Extra Credit: Our pick of stories from around the web that bridge the gap between news and scholarship. Brought to you each Tuesday from the editors of JSTOR Daily.
The limits of a crucial study (the New York Times)
by Sandeep Jauhar
How a decades-long research project revolutionized our understanding of heart disease—while still missing some really important things.
Punctuation and the meaning of texts (Pacific Standard)
by Tom Jacobs
When you respond to a friend’s text message, do you put a period at the end? A new study suggests you might want to rethink that.
The moral calculus of destroying Alderaan (the Washington Post)
by Patrick Thaddeus Jackson and Daniel Nexon
Political scientists like to make analogies involving fictional universes like those of Star Wars, Harry Potter, or The Lord of the Rings. Two scholars argue that successful comparisons require taking the fictions’ internal logic seriously.
The climate change diet (The Conversation)
by Elliott Campbell
Research shows our food choices are a big part of how much we contribute to global carbon emissions. What can we change if we want a lighter footprint?
Why doctors prescribe antibiotics patients don’t need (Vox)
By Julia Belluz
Even though antibiotics are useless against colds and the flu, prescriptions for the drugs still rise a lot every winter. Why do doctors keep prescribing them? Research suggest a few reasons, including the fact that they’re not allowed to prescribe placebos.

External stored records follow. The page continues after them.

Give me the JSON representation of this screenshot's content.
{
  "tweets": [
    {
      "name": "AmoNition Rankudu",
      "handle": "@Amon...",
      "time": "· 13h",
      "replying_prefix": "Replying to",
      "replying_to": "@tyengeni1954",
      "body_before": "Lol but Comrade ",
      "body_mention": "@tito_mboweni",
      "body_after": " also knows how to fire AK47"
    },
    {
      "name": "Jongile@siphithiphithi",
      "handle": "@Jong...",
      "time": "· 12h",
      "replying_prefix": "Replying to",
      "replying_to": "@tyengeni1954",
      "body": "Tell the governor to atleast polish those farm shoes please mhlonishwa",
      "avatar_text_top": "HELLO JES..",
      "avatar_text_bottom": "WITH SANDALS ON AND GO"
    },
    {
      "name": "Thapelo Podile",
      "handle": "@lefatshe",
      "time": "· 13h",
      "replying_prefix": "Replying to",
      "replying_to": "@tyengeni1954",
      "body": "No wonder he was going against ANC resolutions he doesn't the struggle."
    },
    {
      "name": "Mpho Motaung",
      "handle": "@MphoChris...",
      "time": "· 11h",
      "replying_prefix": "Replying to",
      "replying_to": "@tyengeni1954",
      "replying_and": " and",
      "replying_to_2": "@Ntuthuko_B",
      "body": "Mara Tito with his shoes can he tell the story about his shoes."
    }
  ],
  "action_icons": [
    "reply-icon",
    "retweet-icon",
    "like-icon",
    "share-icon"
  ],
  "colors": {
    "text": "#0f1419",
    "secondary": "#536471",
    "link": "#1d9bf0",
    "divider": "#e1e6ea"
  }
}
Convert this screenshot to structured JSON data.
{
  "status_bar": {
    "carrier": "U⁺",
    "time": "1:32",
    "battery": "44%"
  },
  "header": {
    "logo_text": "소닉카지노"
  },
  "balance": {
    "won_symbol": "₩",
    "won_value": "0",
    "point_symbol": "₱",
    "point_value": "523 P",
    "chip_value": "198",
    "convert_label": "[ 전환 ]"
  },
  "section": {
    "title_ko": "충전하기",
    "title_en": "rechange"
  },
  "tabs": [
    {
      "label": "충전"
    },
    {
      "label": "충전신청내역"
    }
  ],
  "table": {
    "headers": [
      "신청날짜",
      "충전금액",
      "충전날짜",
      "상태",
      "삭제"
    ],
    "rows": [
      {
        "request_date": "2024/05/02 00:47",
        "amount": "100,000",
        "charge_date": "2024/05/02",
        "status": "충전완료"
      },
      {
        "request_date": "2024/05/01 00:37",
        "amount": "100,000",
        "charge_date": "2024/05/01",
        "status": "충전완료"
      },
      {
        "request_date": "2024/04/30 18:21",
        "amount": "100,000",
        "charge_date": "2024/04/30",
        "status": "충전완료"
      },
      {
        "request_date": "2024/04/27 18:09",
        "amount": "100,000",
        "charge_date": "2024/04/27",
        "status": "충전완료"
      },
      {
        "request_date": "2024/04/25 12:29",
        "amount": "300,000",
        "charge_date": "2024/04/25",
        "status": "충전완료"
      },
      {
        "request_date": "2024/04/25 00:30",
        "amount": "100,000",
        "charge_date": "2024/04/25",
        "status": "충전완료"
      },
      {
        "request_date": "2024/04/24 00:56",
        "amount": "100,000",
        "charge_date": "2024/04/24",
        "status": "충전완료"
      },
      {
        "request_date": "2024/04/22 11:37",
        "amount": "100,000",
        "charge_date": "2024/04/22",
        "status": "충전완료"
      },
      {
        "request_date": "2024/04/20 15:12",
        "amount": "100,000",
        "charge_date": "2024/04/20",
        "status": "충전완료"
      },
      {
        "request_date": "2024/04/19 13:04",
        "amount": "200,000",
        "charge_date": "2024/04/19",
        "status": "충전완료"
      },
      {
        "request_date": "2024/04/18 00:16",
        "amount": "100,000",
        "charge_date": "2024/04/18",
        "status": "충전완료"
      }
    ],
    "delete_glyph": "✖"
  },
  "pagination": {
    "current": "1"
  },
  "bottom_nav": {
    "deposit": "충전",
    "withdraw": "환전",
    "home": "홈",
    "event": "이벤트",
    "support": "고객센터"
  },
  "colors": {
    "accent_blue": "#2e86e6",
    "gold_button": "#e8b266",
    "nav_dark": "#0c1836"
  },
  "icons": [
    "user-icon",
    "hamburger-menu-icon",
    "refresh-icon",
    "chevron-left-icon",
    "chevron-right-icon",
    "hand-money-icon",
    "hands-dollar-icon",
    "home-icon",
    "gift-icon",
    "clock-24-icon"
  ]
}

Have you seen a story online that does a good job of bridging the gap between the news and scholarship? Or something that seems particularly well-researched? Let us know and we may include it in next week’s roundup. Email us at jstordaily_submissions (at) jstor (dot) org.